Followup: My Ethernet EVB request

Started by larwe October 24, 2006
A few weeks ago I posted a request asking for cheap (vs Olimex's MSP430
boards) EVBs with Ethernet to build a proof of concept and then use the
design as the basis of a low-volume production run. I can't seem to
find that thread, but here's a summary of what I decided:

Someone in that thread suggested Rabbit. It is a long time since I
looked at Rabbit, but I took a look, talked to their sales rep, and
wound up specifying the RCM3710 core module into my application. This
is a SSL-capable 8-bit module, very small size, with 10bT Ethernet,
256K flash and 128K RAM, 1M serial flash, and it's $32 in 1000 qty. A
bit irksome that it is 3.3V, but the processor I/Os are at least 5V
tolerant.

Presales support is good; I won't know how the ongoing support is until
my customer says "yes" and I start building stuff.

Going this route saves me a lot of engineering time designing the
Ethernet part and debugging a TCP/IP stack, plus it avoids the high
cost of MACs in low quantities, plus the MAC address is provided with
the core module.

The development system is moderately expensive ($700) but this is
negligible (in other words, I'm not paying for it).

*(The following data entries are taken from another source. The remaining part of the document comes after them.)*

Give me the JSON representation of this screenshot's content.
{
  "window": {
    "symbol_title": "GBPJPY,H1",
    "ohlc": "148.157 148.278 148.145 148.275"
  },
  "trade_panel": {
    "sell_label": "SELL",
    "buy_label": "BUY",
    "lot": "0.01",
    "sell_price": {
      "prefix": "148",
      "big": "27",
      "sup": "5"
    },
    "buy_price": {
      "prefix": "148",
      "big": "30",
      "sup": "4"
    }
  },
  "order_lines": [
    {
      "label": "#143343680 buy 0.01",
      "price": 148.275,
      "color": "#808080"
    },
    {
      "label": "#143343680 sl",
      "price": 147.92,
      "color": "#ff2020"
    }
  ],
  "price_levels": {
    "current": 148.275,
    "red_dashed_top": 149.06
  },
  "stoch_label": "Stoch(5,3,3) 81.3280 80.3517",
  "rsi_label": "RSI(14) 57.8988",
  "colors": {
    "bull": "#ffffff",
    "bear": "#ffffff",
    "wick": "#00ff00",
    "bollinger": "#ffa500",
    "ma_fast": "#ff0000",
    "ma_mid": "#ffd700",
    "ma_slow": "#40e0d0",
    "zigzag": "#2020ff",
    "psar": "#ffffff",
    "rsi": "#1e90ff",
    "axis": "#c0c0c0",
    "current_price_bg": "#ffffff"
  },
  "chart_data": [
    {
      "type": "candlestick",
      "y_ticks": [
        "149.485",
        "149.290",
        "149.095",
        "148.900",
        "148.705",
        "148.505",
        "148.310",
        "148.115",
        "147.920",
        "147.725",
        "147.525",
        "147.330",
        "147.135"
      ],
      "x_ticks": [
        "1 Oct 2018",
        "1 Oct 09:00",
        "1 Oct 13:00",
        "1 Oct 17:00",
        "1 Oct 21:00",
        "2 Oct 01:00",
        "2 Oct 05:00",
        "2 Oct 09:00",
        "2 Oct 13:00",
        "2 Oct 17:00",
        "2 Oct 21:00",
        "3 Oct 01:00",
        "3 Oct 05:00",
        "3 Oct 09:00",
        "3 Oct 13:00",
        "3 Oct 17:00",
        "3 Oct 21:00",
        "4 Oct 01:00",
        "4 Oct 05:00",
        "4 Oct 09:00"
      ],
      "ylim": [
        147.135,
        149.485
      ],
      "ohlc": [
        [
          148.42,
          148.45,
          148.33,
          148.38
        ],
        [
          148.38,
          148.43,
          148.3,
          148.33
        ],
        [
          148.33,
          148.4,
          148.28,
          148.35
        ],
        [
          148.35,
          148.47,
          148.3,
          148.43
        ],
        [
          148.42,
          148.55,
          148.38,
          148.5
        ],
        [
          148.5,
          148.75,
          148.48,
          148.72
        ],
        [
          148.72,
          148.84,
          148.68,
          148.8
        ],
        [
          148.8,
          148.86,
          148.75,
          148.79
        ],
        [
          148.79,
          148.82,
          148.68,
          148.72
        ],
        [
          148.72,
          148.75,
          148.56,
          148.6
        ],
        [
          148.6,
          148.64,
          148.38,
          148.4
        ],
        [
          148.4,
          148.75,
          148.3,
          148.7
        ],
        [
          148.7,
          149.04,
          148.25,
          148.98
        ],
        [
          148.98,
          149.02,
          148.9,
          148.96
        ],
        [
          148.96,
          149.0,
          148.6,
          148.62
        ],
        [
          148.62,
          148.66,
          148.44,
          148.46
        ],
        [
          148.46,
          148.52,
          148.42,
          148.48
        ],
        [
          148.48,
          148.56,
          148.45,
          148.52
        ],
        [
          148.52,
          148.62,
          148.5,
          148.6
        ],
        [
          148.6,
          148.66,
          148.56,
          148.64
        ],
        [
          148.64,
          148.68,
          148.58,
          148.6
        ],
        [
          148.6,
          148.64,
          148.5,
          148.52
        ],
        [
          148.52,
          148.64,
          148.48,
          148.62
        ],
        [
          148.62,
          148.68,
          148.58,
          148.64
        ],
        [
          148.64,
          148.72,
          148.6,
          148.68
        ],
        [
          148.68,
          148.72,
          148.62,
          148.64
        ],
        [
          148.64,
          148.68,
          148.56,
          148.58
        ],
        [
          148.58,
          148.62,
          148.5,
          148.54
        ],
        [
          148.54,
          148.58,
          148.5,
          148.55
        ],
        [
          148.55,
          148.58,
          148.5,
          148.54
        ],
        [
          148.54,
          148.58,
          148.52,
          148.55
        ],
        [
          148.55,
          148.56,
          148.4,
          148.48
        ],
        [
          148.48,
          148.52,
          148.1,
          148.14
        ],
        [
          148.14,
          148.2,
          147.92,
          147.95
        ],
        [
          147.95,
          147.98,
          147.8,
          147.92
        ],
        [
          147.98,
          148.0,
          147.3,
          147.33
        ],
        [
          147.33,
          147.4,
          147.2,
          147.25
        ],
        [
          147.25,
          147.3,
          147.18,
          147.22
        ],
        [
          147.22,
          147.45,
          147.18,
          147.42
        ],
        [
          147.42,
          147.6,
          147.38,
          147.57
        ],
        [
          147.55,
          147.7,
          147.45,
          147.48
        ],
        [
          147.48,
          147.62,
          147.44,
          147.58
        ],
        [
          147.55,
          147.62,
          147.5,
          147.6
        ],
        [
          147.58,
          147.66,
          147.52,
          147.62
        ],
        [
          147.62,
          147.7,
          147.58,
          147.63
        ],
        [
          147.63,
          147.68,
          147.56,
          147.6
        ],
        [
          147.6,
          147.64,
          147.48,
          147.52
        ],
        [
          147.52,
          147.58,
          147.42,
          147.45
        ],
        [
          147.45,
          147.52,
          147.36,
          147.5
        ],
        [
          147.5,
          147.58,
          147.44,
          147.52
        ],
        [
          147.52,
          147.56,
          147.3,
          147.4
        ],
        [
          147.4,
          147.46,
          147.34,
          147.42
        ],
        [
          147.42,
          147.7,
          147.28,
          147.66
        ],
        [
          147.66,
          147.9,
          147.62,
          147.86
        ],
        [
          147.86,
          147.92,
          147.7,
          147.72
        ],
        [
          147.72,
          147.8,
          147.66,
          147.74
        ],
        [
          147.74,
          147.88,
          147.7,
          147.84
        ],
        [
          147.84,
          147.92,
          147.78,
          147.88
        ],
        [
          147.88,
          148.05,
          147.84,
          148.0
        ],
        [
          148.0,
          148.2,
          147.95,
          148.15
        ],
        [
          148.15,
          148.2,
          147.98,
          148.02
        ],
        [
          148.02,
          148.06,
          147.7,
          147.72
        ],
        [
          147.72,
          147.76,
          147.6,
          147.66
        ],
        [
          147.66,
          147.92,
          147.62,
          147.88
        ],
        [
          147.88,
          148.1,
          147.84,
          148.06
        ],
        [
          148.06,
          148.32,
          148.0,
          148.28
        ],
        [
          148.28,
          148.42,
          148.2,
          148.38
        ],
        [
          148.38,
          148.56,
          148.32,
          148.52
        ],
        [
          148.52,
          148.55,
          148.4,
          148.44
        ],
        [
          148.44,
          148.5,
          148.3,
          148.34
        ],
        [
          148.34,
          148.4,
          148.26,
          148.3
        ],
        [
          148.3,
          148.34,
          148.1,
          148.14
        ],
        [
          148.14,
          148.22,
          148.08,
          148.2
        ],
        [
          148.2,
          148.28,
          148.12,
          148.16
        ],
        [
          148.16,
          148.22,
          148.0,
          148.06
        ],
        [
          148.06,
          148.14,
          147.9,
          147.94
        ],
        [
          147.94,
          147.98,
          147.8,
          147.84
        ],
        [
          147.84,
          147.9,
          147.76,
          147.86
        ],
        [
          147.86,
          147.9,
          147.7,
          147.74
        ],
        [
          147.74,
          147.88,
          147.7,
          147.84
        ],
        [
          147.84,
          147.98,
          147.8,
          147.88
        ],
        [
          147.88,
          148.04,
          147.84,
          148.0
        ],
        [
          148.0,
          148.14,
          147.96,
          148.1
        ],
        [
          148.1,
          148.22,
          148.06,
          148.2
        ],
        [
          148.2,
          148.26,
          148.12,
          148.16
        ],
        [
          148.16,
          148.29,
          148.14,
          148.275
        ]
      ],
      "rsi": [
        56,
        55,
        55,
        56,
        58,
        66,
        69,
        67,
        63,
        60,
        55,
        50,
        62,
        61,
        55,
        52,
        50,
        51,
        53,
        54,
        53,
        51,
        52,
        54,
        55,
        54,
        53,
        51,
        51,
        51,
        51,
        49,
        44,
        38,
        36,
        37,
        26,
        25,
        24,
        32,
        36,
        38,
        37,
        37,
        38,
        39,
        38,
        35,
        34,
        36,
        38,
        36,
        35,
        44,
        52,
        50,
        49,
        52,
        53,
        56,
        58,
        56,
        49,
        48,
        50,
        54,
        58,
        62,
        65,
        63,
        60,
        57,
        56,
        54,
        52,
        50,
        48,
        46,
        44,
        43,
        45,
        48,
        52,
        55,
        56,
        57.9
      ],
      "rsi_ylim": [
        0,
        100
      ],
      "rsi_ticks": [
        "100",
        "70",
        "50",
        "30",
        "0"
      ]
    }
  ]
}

"larwe" <zwsdotcom@gmail.com> wrote in message 
news:1161700865.888450.123050@f16g2000cwb.googlegroups.com...
>A few weeks ago I posted a request asking for cheap (vs Olimex's MSP430 > boards) EVBs with Ethernet to build a proof of concept and then use the > design as the basis of a low-volume production run. I can't seem to > find that thread, but here's a summary of what I decided: > > Someone in that thread suggested Rabbit. It is a long time since I > looked at Rabbit, but I took a look, talked to their sales rep, and > wound up specifying the RCM3710 core module into my application. This > is a SSL-capable 8-bit module, very small size, with 10bT Ethernet, > 256K flash and 128K RAM, 1M serial flash, and it's $32 in 1000 qty. A > bit irksome that it is 3.3V, but the processor I/Os are at least 5V > tolerant. > > Presales support is good; I won't know how the ongoing support is until > my customer says "yes" and I start building stuff. > > Going this route saves me a lot of engineering time designing the > Ethernet part and debugging a TCP/IP stack, plus it avoids the high > cost of MACs in low quantities, plus the MAC address is provided with > the core module. > > The development system is moderately expensive ($700) but this is > negligible (in other words, I'm not paying for it).
Good to hear. I was probably one of several who suggested Rabbit. I've recently had a very similar experience. As mentioned elsewhere, if you're using Dynamic C, it does seem a bit weird to start with. I wound up organising my .lib files effectively as if each were a .h file and a .c file, one after the other in the same file. This allowed me to organise things the way I ordinarily would (pretending, if you like, that file scope were not global in this case), and in theory affords me some measure of portability (structurally, at least). Good luck. Yell if I/we can help. Steve http://www.fivetrees.com